Sasanatieng then revisited this same pastel colored and dreamlike style in his second feature, Citizen Dog. The very quirky Citizen Dog allows reality to drift even further away than Tears of the Black Tiger, this time with a romance set in modern day Thailand. The film follows Pod, who moves from a rural Thai town to Bangkok, to try and start a life in the city. At his second job as a security guard, (his first was in a sardine factory where he lost a finger and accidentally had someone else’s reattached to his hand), he meets the OCD maid Jin, who is constantly fixating over an enigmatic white book written in a foreign language that she cannot understand. The film follows his attempt to woo her by any means, and her attempt to decode the book. The film gets its look from a radiant and unreal interpretation of Bangkok, and some CGI flourish. Bright colors, surreal story and imagery, a mountain of plastic bottles (no exaggeration, it’s an actual mountain), the film is beautiful, adorable, funny, and at times, quite sad.
His third feature, and his most recent directorial role, took an extreme turn from the feel his first two films had. The bright, vibrant colors and surreal, romantic qualities have gone, and in their place we have a traditional Thai ghost story titled The Unseeable. Here the homages stretch back to films of the 1930s. Set in Thailand in the ‘30s, the film is about a young pregnant woman who is abandoned and seeks refuge and a place to deliver her child in the home of a rich woman. And, of course, stories of a ghost and supernatural occurrences plague the property. Without the visual flair of Sasanatieng’s first two films, The Unseeable relies heavily on atmosphere and story. The atmosphere is definitely there, a yellowish tint dominates the visuals, and all of it is quite eerie, but the story feels too typical, and often fails to tie scenes and events together. It is not a bad film, so much as it doesn’t really surpass a conventional ghost movie. It is in that aspect that I found The Unseeable disappointing, as I wanted so badly to see more of the vibrancy that hooked me on Sasanatieng initially. But the film does manage to be frightening, and the sets and cinematography are excellent, so I still recommend it to fans of horror as a good Thai ghost story. It is a breath of fresh air in the wave of Asian ghost movies that were flooding the market at the time of its release.
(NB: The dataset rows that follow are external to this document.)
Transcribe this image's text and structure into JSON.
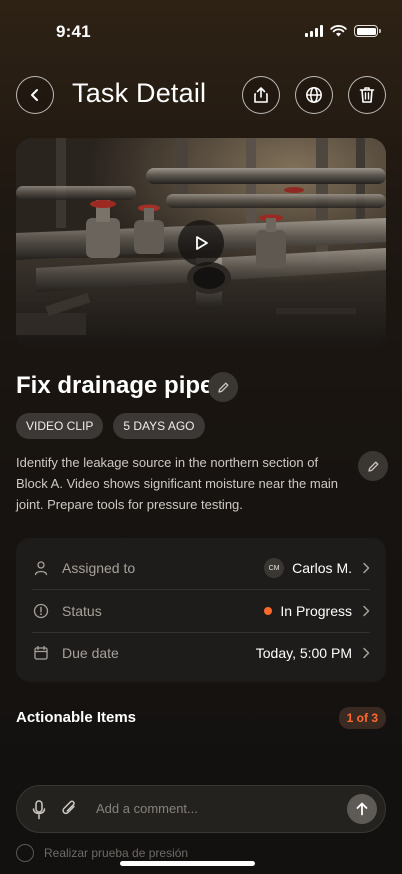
{
  "status_bar": {
    "time": "9:41"
  },
  "header": {
    "title": "Task Detail",
    "back_icon": "chevron-left-icon",
    "share_icon": "share-icon",
    "globe_icon": "globe-icon",
    "delete_icon": "trash-icon"
  },
  "media": {
    "play_icon": "play-icon"
  },
  "task": {
    "title": "Fix drainage pipe",
    "chips": [
      "VIDEO CLIP",
      "5 DAYS AGO"
    ],
    "description": "Identify the leakage source in the northern section of Block A. Video shows significant moisture near the main joint. Prepare tools for pressure testing."
  },
  "details": {
    "assigned_label": "Assigned to",
    "assignee_initials": "CM",
    "assignee_name": "Carlos M.",
    "status_label": "Status",
    "status_value": "In Progress",
    "due_label": "Due date",
    "due_value": "Today, 5:00 PM"
  },
  "actionable": {
    "title": "Actionable Items",
    "count": "1 of 3",
    "peek_item": "Realizar prueba de presión"
  },
  "comment": {
    "placeholder": "Add a comment..."
  },
  "colors": {
    "accent": "#ff6a2c",
    "card": "#1e1c1a"
  }
}
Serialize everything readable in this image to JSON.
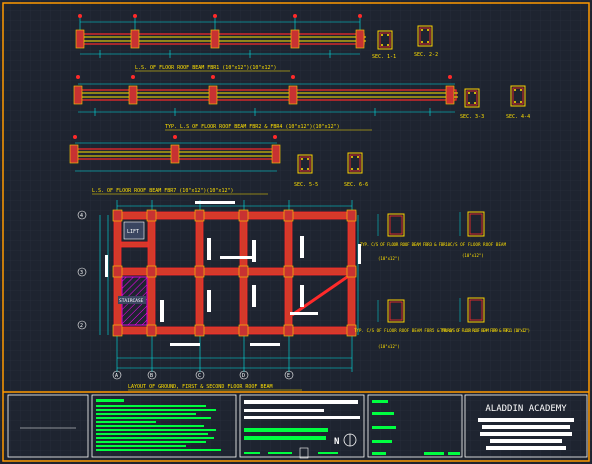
{
  "colors": {
    "background": "#1e2430",
    "grid": "#2b3340",
    "frame": "#ff9a00",
    "beam": "#ff2a2a",
    "beam_fill": "#d43a2a",
    "column": "#c83232",
    "column_edge": "#ffd000",
    "rebar": "#ffe400",
    "dimension": "#00e5e5",
    "label": "#ffe000",
    "note": "#00ff40",
    "white": "#ffffff",
    "magenta": "#ff00ff",
    "slab": "#3a4560"
  },
  "drawings": {
    "beam1_title": "L.S. OF FLOOR ROOF BEAM FBR1 (10\"x12\")(10\"x12\")",
    "beam2_title": "TYP. L.S OF FLOOR ROOF BEAM FBR2 & FBR4 (10\"x12\")(10\"x12\")",
    "beam3_title": "L.S. OF FLOOR ROOF BEAM FBR7 (10\"x12\")(10\"x12\")",
    "sections": {
      "s1": "SEC. 1-1",
      "s2": "SEC. 2-2",
      "s3": "SEC. 3-3",
      "s4": "SEC. 4-4",
      "s5": "SEC. 5-5",
      "s6": "SEC. 6-6"
    },
    "detail_a_title": "TYP. C/S OF FLOOR ROOF BEAM FBR3 & FBR10",
    "detail_a_dim": "(10\"x12\")",
    "detail_b_title": "C/S OF FLOOR ROOF BEAM",
    "detail_b_dim": "(10\"x12\")",
    "detail_c_title": "TYP. C/S OF FLOOR ROOF BEAM FBR5 & FBR8",
    "detail_c_dim": "(10\"x12\")",
    "detail_d_title": "TYP. C/S OF FLOOR ROOF BEAM FBR9 & FBR11 (10\"x12\")",
    "plan_title": "LAYOUT OF GROUND, FIRST & SECOND FLOOR ROOF BEAM",
    "plan_labels": {
      "lift": "LIFT",
      "staircase": "STAIRCASE"
    },
    "grid_rows": [
      "4",
      "3",
      "2"
    ],
    "grid_cols": [
      "A",
      "B",
      "C",
      "D",
      "E"
    ]
  },
  "title_block": {
    "company": "ALADDIN ACADEMY",
    "logo": "N"
  }
}
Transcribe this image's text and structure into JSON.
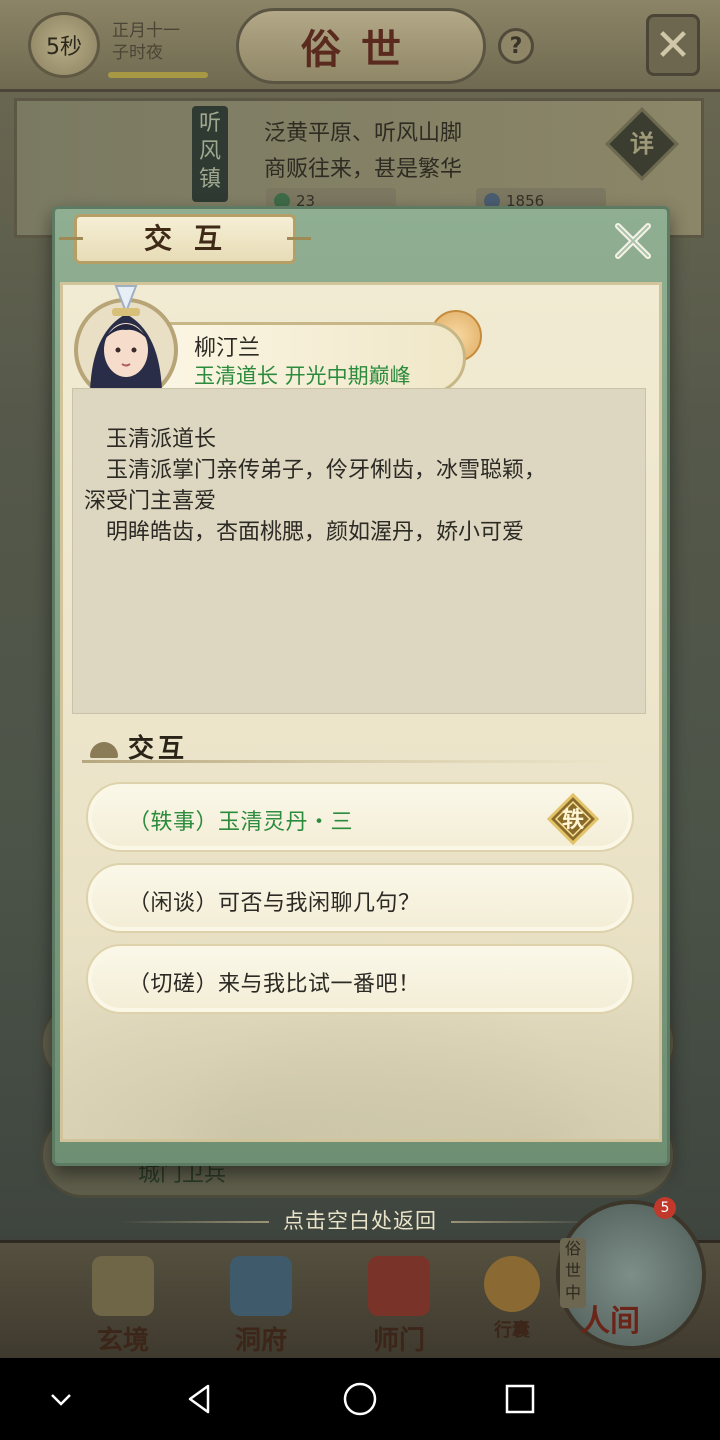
{
  "topbar": {
    "timer": "5秒",
    "date_line1": "正月十一",
    "date_line2": "子时夜",
    "title": "俗世",
    "help": "?"
  },
  "location": {
    "name": "听风镇",
    "desc_line1": "泛黄平原、听风山脚",
    "desc_line2": "商贩往来，甚是繁华",
    "detail": "详",
    "jade": "23",
    "stone": "1856"
  },
  "background": {
    "guard_label": "城门卫兵"
  },
  "dialog": {
    "title": "交互",
    "npc": {
      "name": "柳汀兰",
      "title": "玉清道长 开光中期巅峰"
    },
    "description": [
      "　玉清派道长",
      "　玉清派掌门亲传弟子，伶牙俐齿，冰雪聪颖，",
      "深受门主喜爱",
      "　明眸皓齿，杏面桃腮，颜如渥丹，娇小可爱"
    ],
    "section_title": "交互",
    "options": [
      {
        "label": "（轶事）玉清灵丹・三",
        "tag": "轶",
        "style": "green"
      },
      {
        "label": "（闲谈）可否与我闲聊几句？",
        "style": "normal"
      },
      {
        "label": "（切磋）来与我比试一番吧！",
        "style": "normal"
      }
    ]
  },
  "return_hint": "点击空白处返回",
  "bottom_nav": {
    "items": [
      "玄境",
      "洞府",
      "师门",
      "行囊"
    ],
    "world": "人间",
    "world_tag": "俗世中",
    "badge": "5"
  },
  "colors": {
    "green_text": "#2c8b3d",
    "dialog_frame": "#8fae92",
    "paper": "#f1ebd3"
  }
}
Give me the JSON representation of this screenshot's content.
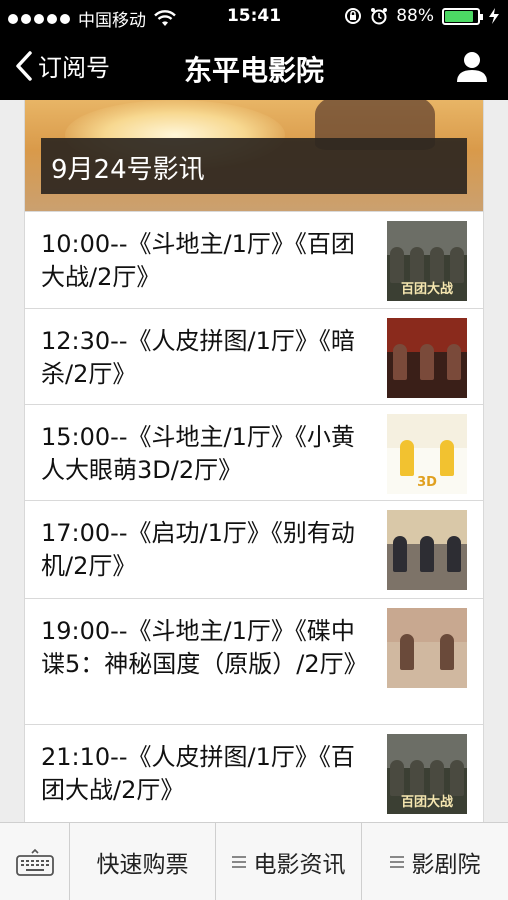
{
  "status_bar": {
    "carrier": "中国移动",
    "time": "15:41",
    "battery": "88%",
    "battery_level": 0.88
  },
  "nav": {
    "back_label": "订阅号",
    "title": "东平电影院"
  },
  "banner": {
    "caption": "9月24号影讯"
  },
  "films": [
    {
      "text": "10:00--《斗地主/1厅》《百团大战/2厅》",
      "thumb_title": "百团大战",
      "thumb_sky": "#6c6e66",
      "thumb_bg": "#3b3f33",
      "people": "#4a4a40"
    },
    {
      "text": "12:30--《人皮拼图/1厅》《暗杀/2厅》",
      "thumb_title": "",
      "thumb_sky": "#8a2a1c",
      "thumb_bg": "#3a1f18",
      "people": "#7a4a3a"
    },
    {
      "text": "15:00--《斗地主/1厅》《小黄人大眼萌3D/2厅》",
      "thumb_title": "3D",
      "thumb_sky": "#f5f0e0",
      "thumb_bg": "#fbfaf3",
      "people": "#f2c230"
    },
    {
      "text": "17:00--《启功/1厅》《别有动机/2厅》",
      "thumb_title": "",
      "thumb_sky": "#d9c8a8",
      "thumb_bg": "#7d7368",
      "people": "#2d2d33"
    },
    {
      "text": "19:00--《斗地主/1厅》《碟中谍5：神秘国度（原版）/2厅》",
      "thumb_title": "",
      "thumb_sky": "#c8a890",
      "thumb_bg": "#d0b8a0",
      "people": "#6a4a3a"
    },
    {
      "text": "21:10--《人皮拼图/1厅》《百团大战/2厅》",
      "thumb_title": "百团大战",
      "thumb_sky": "#6c6e66",
      "thumb_bg": "#3b3f33",
      "people": "#4a4a40"
    }
  ],
  "tabs": [
    {
      "label": "快速购票",
      "has_menu_icon": false
    },
    {
      "label": "电影资讯",
      "has_menu_icon": true
    },
    {
      "label": "影剧院",
      "has_menu_icon": true
    }
  ],
  "icons": {
    "back": "chevron-left-icon",
    "profile": "user-icon",
    "keyboard": "keyboard-icon",
    "menu": "menu-lines-icon"
  },
  "colors": {
    "nav_bg": "#000000",
    "battery_green": "#4cd964",
    "tab_bg": "#f7f7f7"
  }
}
Right now Wisit has a couple announced projects, most notably Armful, his take on the martial arts genre. Buzz about this film has been on and off since news of it originated in 2006, but there is no word on the progress of the production due to funding issues. Hopefully this will be settled soon, because just imaging his style on a martial arts movie makes my heart beat a little faster. Until then, I recommend looking up some of his ads at http://www.filmfactory.org because they are out of this world.